[YOUR INSTRUCTIONS]: Identify and pull out each line of the entries in which "icon" occurs.

[GIVEN INFORMATION]:
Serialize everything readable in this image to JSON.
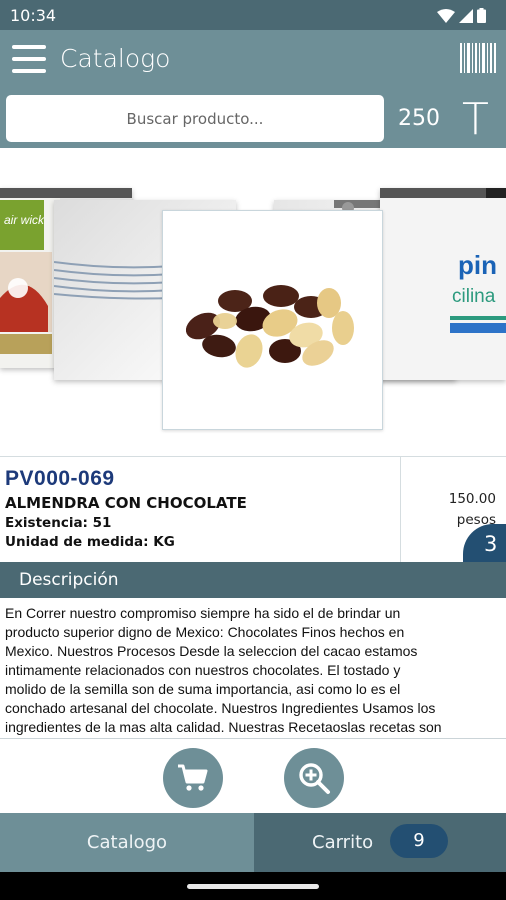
{
  "status_bar": {
    "time": "10:34"
  },
  "app_bar": {
    "title": "Catalogo",
    "menu_icon": "hamburger-menu-icon",
    "barcode_icon": "barcode-icon"
  },
  "search": {
    "placeholder": "Buscar producto...",
    "value": ""
  },
  "toolbar": {
    "count": "250",
    "tool_label": "T"
  },
  "product": {
    "sku": "PV000-069",
    "name": "ALMENDRA CON CHOCOLATE",
    "stock": "Existencia: 51",
    "unit": "Unidad de medida: KG",
    "price": "150.00",
    "currency": "pesos",
    "quantity_badge": "3"
  },
  "carousel": {
    "cards": [
      "air-wick-product-image",
      "rope-product-image",
      "chocolate-almonds-image",
      "box-product-image",
      "medicine-box-image"
    ],
    "partial_text": {
      "air_wick": "air wick",
      "pin": "pin",
      "cilina": "cilina"
    }
  },
  "description": {
    "header": "Descripción",
    "lines": [
      "En Correr nuestro compromiso siempre ha sido el de brindar un",
      "producto superior digno de Mexico: Chocolates Finos hechos en",
      "Mexico. Nuestros Procesos Desde la seleccion del cacao estamos",
      "intimamente relacionados con nuestros chocolates. El tostado y",
      "molido de la semilla son de suma importancia, asi como lo es el",
      "conchado artesanal del chocolate. Nuestros Ingredientes Usamos los",
      "ingredientes de la mas alta calidad. Nuestras Recetaoslas recetas son"
    ]
  },
  "actions": {
    "cart_icon": "shopping-cart-icon",
    "zoom_icon": "zoom-in-icon"
  },
  "bottom_nav": {
    "catalogo_label": "Catalogo",
    "carrito_label": "Carrito",
    "carrito_count": "9"
  },
  "colors": {
    "teal_light": "#6e8f97",
    "teal_dark": "#4b6973",
    "navy": "#234f72",
    "sku_blue": "#1d3a7a"
  }
}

[WRITTEN REPLY]:
    "menu_icon": "hamburger-menu-icon",
    "barcode_icon": "barcode-icon"
    "cart_icon": "shopping-cart-icon",
    "zoom_icon": "zoom-in-icon"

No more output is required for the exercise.